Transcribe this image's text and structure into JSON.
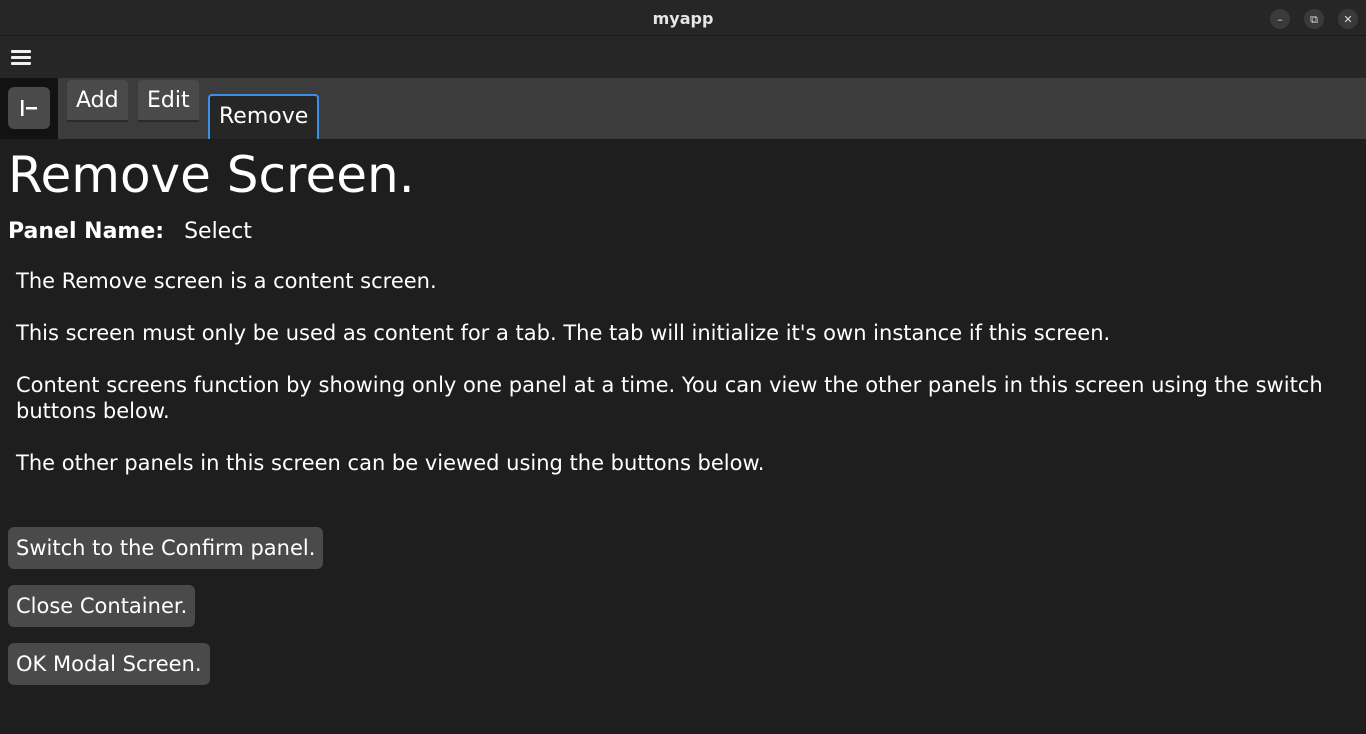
{
  "window": {
    "title": "myapp",
    "minimize_icon": "–",
    "maximize_icon": "⧉",
    "close_icon": "✕"
  },
  "tabs": [
    {
      "label": "Add",
      "active": false
    },
    {
      "label": "Edit",
      "active": false
    },
    {
      "label": "Remove",
      "active": true
    }
  ],
  "content": {
    "heading": "Remove Screen.",
    "panel_name_label": "Panel Name:",
    "panel_name_value": "Select",
    "paragraphs": [
      "The Remove screen is a content screen.",
      "This screen must only be used as content for a tab. The tab will initialize it's own instance if this screen.",
      "Content screens function by showing only one panel at a time. You can view the other panels in this screen using the switch buttons below.",
      "The other panels in this screen can be viewed using the buttons below."
    ],
    "buttons": [
      "Switch to the Confirm panel.",
      "Close Container.",
      "OK Modal Screen."
    ]
  },
  "colors": {
    "background": "#1e1e1e",
    "bar": "#262626",
    "tab_bar": "#3c3c3c",
    "button": "#4a4a4a",
    "active_tab_border": "#3d8fe6"
  },
  "icons": {
    "menu": "hamburger-icon",
    "collapse": "collapse-left-icon"
  }
}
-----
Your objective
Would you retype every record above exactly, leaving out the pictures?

Task solution
Transcribe this image's text and structure into JSON.
{
  "window": {
    "title": "myapp",
    "minimize_icon": "–",
    "maximize_icon": "⧉",
    "close_icon": "✕"
  },
  "tabs": [
    {
      "label": "Add",
      "active": false
    },
    {
      "label": "Edit",
      "active": false
    },
    {
      "label": "Remove",
      "active": true
    }
  ],
  "content": {
    "heading": "Remove Screen.",
    "panel_name_label": "Panel Name:",
    "panel_name_value": "Select",
    "paragraphs": [
      "The Remove screen is a content screen.",
      "This screen must only be used as content for a tab. The tab will initialize it's own instance if this screen.",
      "Content screens function by showing only one panel at a time. You can view the other panels in this screen using the switch buttons below.",
      "The other panels in this screen can be viewed using the buttons below."
    ],
    "buttons": [
      "Switch to the Confirm panel.",
      "Close Container.",
      "OK Modal Screen."
    ]
  },
  "colors": {
    "background": "#1e1e1e",
    "bar": "#262626",
    "tab_bar": "#3c3c3c",
    "button": "#4a4a4a",
    "active_tab_border": "#3d8fe6"
  },
  "icons": {
    "menu": "hamburger-icon",
    "collapse": "collapse-left-icon"
  }
}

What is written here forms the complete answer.